- [What to do]: Would you retype the whole listing exactly?

- [Supplied data]:
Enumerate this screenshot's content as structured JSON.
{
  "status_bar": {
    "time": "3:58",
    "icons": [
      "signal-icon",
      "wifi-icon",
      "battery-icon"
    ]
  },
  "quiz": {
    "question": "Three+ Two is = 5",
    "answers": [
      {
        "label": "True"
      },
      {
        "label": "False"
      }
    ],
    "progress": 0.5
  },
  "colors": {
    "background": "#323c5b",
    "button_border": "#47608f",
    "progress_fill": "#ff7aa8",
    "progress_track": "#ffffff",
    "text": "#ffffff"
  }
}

- [Response]:
Enumerate this screenshot's content as structured JSON.
{
  "status_bar": {
    "time": "3:58",
    "icons": [
      "signal-icon",
      "wifi-icon",
      "battery-icon"
    ]
  },
  "quiz": {
    "question": "Three+ Two is = 5",
    "answers": [
      {
        "label": "True"
      },
      {
        "label": "False"
      }
    ],
    "progress": 0.5
  },
  "colors": {
    "background": "#323c5b",
    "button_border": "#47608f",
    "progress_fill": "#ff7aa8",
    "progress_track": "#ffffff",
    "text": "#ffffff"
  }
}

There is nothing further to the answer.